Welcome to the latest edition of our international employment news update.
As the French government ends its recommendation to work from home on a full-time basis, workers in France are expected to return to offices from 9 June for the first time since October 2020. “We are giving the power back to employers and workers to determine the appropriate number of days, but this does not mean abandoning remote working”, said labour minister Élisabeth Borne. While bars, restaurants and cafes will open indoors, as well as travel from non-EU countries, Britons traveling to France will only be permitted to travel for essential reasons and be required to quarantine for 7 days upon arrival.
The European Parliament and Council have agreed on new regulations designed to revise the EU Blue Card, first introduced in 2009, which will make it more attractive for highly skilled workers to live and work in the EU. Member states will retain autonomy as to how many Blue Cards they issue to non-EU professionals, but under the revised Blue Card Directive, it is predicted that the new framework will keep the flow of skilled labour up. Once confirmed, member states will have two years to implement the updated Directive into national law.
The hospitality industry is suffering severe staff shortfalls as foreign workers returned and remained home due to the pandemic. Foreign workers represented 24% of hospitality workers across the UK, and 60% in London. Industry leaders are asking the government to intervene with a series of relaxed immigration rules. Suggestions include a coronavirus recovery visa to support the revival of businesses in the hospitality industry, in particular in order to boost a post pandemic economy. Home Secretary Priti Patel is expected to announce reforms designed to attract skilled workers to work in the UK.
The Labour Party in the Netherlands (PvdA) is pushing to implement legislation which would grant employees the right to disconnect from work. Home workers struggle to switch off and increasingly feel obliged to respond to emails and calls at all times of the day and night. The Council of State suggests that provisions are already in place which allow employees and employers to agree their working hours to act as the dividing line between work and private life. Despite this, the Council admits that burnout is becoming an increasingly prevalent issue amid the coronavirus pandemic.
The number of age discrimination complaints increased by 74% in the past year. While the total number of claims brought decreased by 1.5%, 3,668 age discrimination claims were brought in 2020 compared to 2,112 in 2019. Researchers predict that these complaints will continue to increase as the furlough scheme comes to an end and employers favour younger employees. Professionals fear that the current unemployment rate of over 50s, which has already risen by 48% over the last year, will be worsened as "older workers are more likely to drift into long-term unemployment than their younger counterparts."
Following Uber's recognition of the GMB union, its 70,000 UK drivers will have collective bargaining powers and the right to be represented in negotiations over where they work, earnings, pensions, benefits and health and wellbeing. This comes after the UK's Supreme Court decision that Uber drivers are workers and entitled to a minimum wage, vacation pay, and other benefits. "This agreement shows gig economy companies don't have to be a wild west on the untamed frontier of employment rights," said GMB National Officer Mick Rix.

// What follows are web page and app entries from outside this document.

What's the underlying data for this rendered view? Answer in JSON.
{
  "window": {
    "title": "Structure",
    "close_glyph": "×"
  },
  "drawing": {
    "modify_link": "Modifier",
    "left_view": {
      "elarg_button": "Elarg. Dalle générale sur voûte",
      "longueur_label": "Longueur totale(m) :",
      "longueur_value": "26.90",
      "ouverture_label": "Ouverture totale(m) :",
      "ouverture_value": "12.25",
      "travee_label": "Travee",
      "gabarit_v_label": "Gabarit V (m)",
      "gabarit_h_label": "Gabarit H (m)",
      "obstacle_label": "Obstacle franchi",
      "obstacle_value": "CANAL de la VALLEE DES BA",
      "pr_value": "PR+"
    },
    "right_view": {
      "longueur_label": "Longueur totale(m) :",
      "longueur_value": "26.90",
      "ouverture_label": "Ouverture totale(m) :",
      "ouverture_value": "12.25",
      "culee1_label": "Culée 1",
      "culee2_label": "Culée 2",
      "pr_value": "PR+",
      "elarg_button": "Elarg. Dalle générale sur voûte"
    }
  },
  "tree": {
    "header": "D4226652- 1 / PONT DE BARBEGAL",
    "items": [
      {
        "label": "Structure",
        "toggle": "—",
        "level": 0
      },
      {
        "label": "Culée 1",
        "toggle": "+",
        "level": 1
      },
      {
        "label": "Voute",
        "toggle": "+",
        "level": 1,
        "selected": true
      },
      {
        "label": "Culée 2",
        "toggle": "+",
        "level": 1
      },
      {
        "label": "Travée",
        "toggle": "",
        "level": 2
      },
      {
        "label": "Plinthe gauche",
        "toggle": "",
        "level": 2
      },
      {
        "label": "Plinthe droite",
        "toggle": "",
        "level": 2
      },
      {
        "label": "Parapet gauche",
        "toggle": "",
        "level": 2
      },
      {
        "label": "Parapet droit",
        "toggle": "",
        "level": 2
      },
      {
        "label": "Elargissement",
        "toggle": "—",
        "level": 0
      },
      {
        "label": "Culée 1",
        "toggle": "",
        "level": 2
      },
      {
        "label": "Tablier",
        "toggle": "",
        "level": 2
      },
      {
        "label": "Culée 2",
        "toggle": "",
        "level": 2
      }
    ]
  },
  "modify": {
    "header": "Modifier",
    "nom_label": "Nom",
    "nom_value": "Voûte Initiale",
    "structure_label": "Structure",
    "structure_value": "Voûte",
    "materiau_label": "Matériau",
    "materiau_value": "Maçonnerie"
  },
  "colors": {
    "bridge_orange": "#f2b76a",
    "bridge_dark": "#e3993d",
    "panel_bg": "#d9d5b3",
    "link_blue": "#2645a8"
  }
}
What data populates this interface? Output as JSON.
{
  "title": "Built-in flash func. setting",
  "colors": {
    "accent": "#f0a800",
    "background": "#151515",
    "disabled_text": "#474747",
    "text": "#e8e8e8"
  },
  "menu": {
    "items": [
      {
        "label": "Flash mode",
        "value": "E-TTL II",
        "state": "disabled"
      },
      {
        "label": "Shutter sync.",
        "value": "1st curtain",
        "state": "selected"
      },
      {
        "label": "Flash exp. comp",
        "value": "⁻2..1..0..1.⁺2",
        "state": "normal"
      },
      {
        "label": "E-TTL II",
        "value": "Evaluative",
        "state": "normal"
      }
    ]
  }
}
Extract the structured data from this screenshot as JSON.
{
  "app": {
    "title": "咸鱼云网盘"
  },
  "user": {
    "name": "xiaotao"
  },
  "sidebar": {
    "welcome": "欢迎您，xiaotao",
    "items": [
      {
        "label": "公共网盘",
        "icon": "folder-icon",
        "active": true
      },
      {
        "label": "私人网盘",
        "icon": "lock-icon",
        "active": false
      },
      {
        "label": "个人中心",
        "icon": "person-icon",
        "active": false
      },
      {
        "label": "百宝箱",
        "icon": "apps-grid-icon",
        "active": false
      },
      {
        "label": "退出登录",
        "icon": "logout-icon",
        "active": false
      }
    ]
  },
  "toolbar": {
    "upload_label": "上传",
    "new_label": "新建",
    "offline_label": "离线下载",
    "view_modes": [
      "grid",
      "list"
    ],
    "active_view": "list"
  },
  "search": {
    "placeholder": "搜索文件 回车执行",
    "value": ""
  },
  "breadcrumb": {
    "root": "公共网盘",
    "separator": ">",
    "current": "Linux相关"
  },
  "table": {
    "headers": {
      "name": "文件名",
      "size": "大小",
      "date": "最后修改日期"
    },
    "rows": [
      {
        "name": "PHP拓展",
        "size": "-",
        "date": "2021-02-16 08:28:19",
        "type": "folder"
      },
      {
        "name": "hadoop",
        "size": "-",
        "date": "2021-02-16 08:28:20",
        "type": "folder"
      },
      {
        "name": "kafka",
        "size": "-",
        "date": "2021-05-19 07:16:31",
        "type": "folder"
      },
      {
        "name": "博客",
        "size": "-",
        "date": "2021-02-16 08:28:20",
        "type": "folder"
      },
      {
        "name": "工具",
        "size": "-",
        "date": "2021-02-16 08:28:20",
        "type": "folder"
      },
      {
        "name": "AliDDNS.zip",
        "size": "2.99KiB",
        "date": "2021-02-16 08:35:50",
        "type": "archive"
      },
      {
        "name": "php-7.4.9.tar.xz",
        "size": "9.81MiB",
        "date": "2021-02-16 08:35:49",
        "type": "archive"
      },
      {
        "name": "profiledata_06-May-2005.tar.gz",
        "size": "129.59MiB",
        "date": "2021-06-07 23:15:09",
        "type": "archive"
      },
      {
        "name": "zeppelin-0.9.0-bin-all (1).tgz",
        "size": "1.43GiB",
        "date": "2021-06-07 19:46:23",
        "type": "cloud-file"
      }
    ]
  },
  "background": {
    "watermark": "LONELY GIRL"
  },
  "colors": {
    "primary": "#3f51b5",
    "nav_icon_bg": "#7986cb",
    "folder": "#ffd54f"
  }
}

In a judgement this month, the French Supreme Court ruled that an employee cannot draw on the principle of equal treatment to claim the rights and benefits of a settlement agreement concluded between the company and another employee to terminate and/or prevent a potential dispute. According to the judges, the conclusion of a settlement agreement does not create rights with respect to other employees.